Items listed in a dataset:

________________________

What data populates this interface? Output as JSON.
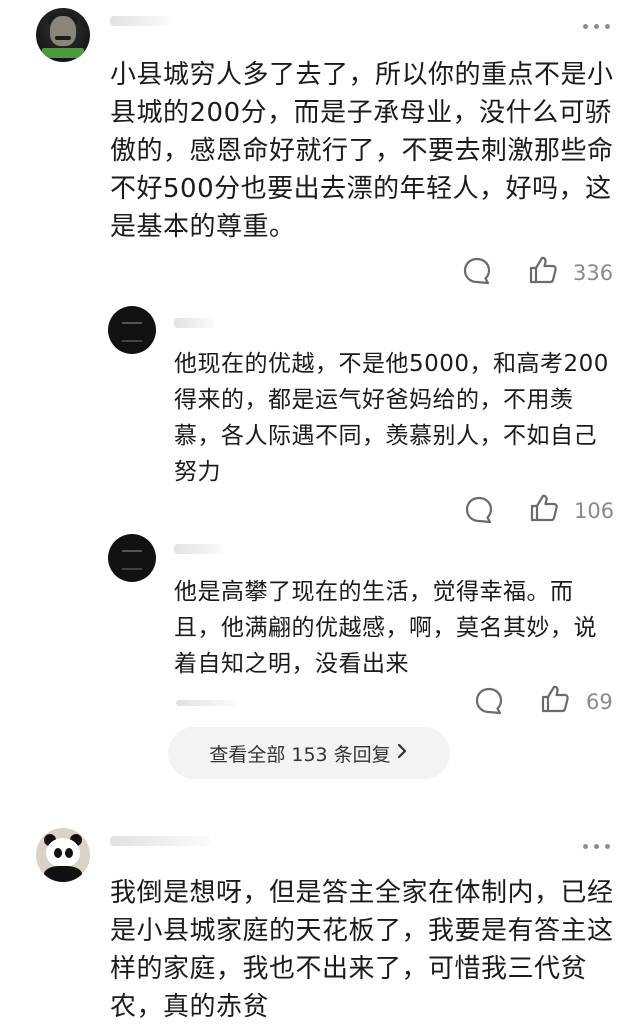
{
  "comments": [
    {
      "avatar": "portrait-avatar",
      "text": "小县城穷人多了去了，所以你的重点不是小县城的200分，而是子承母业，没什么可骄傲的，感恩命好就行了，不要去刺激那些命不好500分也要出去漂的年轻人，好吗，这是基本的尊重。",
      "likes": "336"
    },
    {
      "avatar": "panda-avatar",
      "text": "我倒是想呀，但是答主全家在体制内，已经是小县城家庭的天花板了，我要是有答主这样的家庭，我也不出来了，可惜我三代贫农，真的赤贫"
    }
  ],
  "replies": [
    {
      "avatar": "dark-avatar",
      "text": "他现在的优越，不是他5000，和高考200得来的，都是运气好爸妈给的，不用羡慕，各人际遇不同，羡慕别人，不如自己努力",
      "likes": "106"
    },
    {
      "avatar": "dark-avatar",
      "text": "他是高攀了现在的生活，觉得幸福。而且，他满翩的优越感，啊，莫名其妙，说着自知之明，没看出来",
      "likes": "69"
    }
  ],
  "view_all_replies": {
    "label": "查看全部 153 条回复",
    "icon": "chevron-right-icon"
  },
  "icons": {
    "comment": "comment-bubble-icon",
    "like": "thumbs-up-icon",
    "more": "more-dots-icon"
  },
  "colors": {
    "text": "#1b1b1b",
    "count": "#8a8a8a",
    "pill_bg": "#f3f3f3"
  }
}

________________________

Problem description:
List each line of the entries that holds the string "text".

Completed exercise:
      "text": "小县城穷人多了去了，所以你的重点不是小县城的200分，而是子承母业，没什么可骄傲的，感恩命好就行了，不要去刺激那些命不好500分也要出去漂的年轻人，好吗，这是基本的尊重。",
      "text": "我倒是想呀，但是答主全家在体制内，已经是小县城家庭的天花板了，我要是有答主这样的家庭，我也不出来了，可惜我三代贫农，真的赤贫"
      "text": "他现在的优越，不是他5000，和高考200得来的，都是运气好爸妈给的，不用羡慕，各人际遇不同，羡慕别人，不如自己努力",
      "text": "他是高攀了现在的生活，觉得幸福。而且，他满翩的优越感，啊，莫名其妙，说着自知之明，没看出来",
    "text": "#1b1b1b",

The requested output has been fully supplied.